Higher volume of steel exports (39 per cent growth year-on-year) that also fetched better prices, both compared to domestic sales and to that in the past boosted revenue in the June 2016 quarter. Volumes sold in the domestic market, however remained virtually unchanged when compared with the June 2015 quarter. While imposition of minimum import prices on a wide range of steel products being imported into India has provided protection in the domestic market, consumption grew a tepid 0.4 per cent in the June quarter.
Exports accounted for 19 per cent of JSW Steel’s sales in the June 2016 quarter, up from 14 per cent, a year-ago. A recovery in global steel prices in March, April and May (partly), assisted by a pick-up in the Chinese property market, boosted realisations. This helped the company post 2 per cent rise in consolidated revenue to 12,886 crore in the June 2016 quarter. While the increase appears mild, it is significant given that the company has reported six successive quarters of falling (year-on-year) revenue since the December 2014 quarter.

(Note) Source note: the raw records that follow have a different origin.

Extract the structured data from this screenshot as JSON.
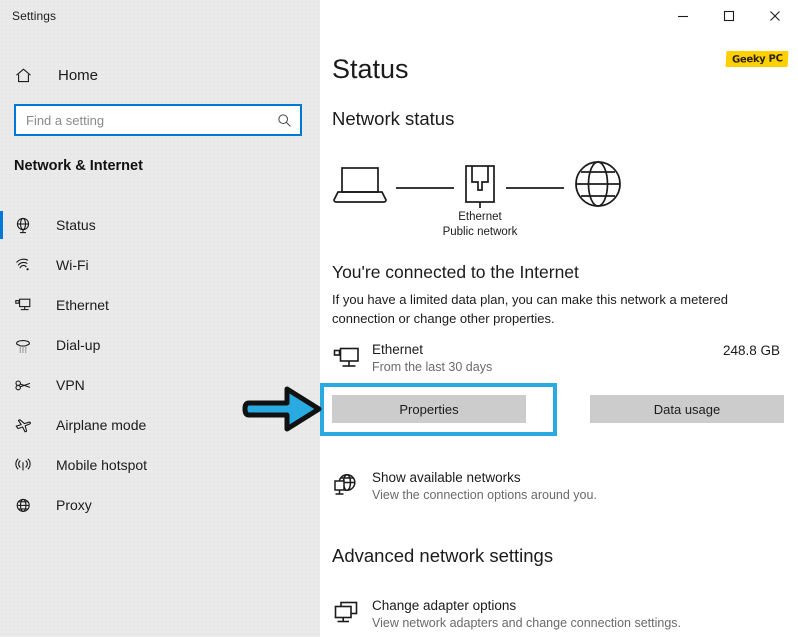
{
  "window": {
    "title": "Settings",
    "controls": {
      "minimize": "minimize-button",
      "maximize": "maximize-button",
      "close": "close-button"
    }
  },
  "sidebar": {
    "home_label": "Home",
    "search": {
      "placeholder": "Find a setting",
      "value": ""
    },
    "section_title": "Network & Internet",
    "items": [
      {
        "label": "Status",
        "icon": "status-globe-icon",
        "selected": true
      },
      {
        "label": "Wi-Fi",
        "icon": "wifi-icon",
        "selected": false
      },
      {
        "label": "Ethernet",
        "icon": "ethernet-icon",
        "selected": false
      },
      {
        "label": "Dial-up",
        "icon": "dialup-phone-icon",
        "selected": false
      },
      {
        "label": "VPN",
        "icon": "vpn-key-icon",
        "selected": false
      },
      {
        "label": "Airplane mode",
        "icon": "airplane-icon",
        "selected": false
      },
      {
        "label": "Mobile hotspot",
        "icon": "hotspot-antenna-icon",
        "selected": false
      },
      {
        "label": "Proxy",
        "icon": "proxy-globe-icon",
        "selected": false
      }
    ]
  },
  "main": {
    "page_title": "Status",
    "watermark": "Geeky PC",
    "network_status_heading": "Network status",
    "diagram": {
      "device_icon": "laptop-icon",
      "middle_icon": "ethernet-port-icon",
      "internet_icon": "globe-icon",
      "label_line1": "Ethernet",
      "label_line2": "Public network"
    },
    "connected_title": "You're connected to the Internet",
    "connected_desc": "If you have a limited data plan, you can make this network a metered connection or change other properties.",
    "adapter": {
      "icon": "ethernet-monitor-icon",
      "name": "Ethernet",
      "subtitle": "From the last 30 days",
      "usage": "248.8 GB"
    },
    "buttons": {
      "properties": "Properties",
      "data_usage": "Data usage"
    },
    "show_networks": {
      "icon": "globe-monitor-icon",
      "title": "Show available networks",
      "subtitle": "View the connection options around you."
    },
    "advanced_heading": "Advanced network settings",
    "change_adapter": {
      "icon": "adapter-monitor-icon",
      "title": "Change adapter options",
      "subtitle": "View network adapters and change connection settings."
    }
  },
  "annotations": {
    "arrow": "pointer-arrow-right",
    "highlight_target": "Properties",
    "accent_color": "#29abe2",
    "brand_color": "#0078d7",
    "highlight_marker_color": "#ffd000"
  }
}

Also, lower prices of key steel-making raw materials, iron ore and coking coal helped bring down raw material cost. But, this is not something new. The company, as have other steel makers, been benefiting on the input front due to the global commodity downturn. Accordingly, the company’s standalone operating profit (EBITDA) rose 85 per cent to 3,098 crore in the June 2016 quarter. It had reported five successive quarters of declining profit until the December 2015 quarter.
While the quarter gone by has been good, the September quarter may not be quite so. Demand, particularly for long steel products used in construction, is expected to be sluggish. This should keep steel prices under pressure. Apart from that, the company expects raw material prices to be higher in this quarter. An expected pick-up in demand from the second half of the current fiscal, should however help.
Source : thehindubusinessline.com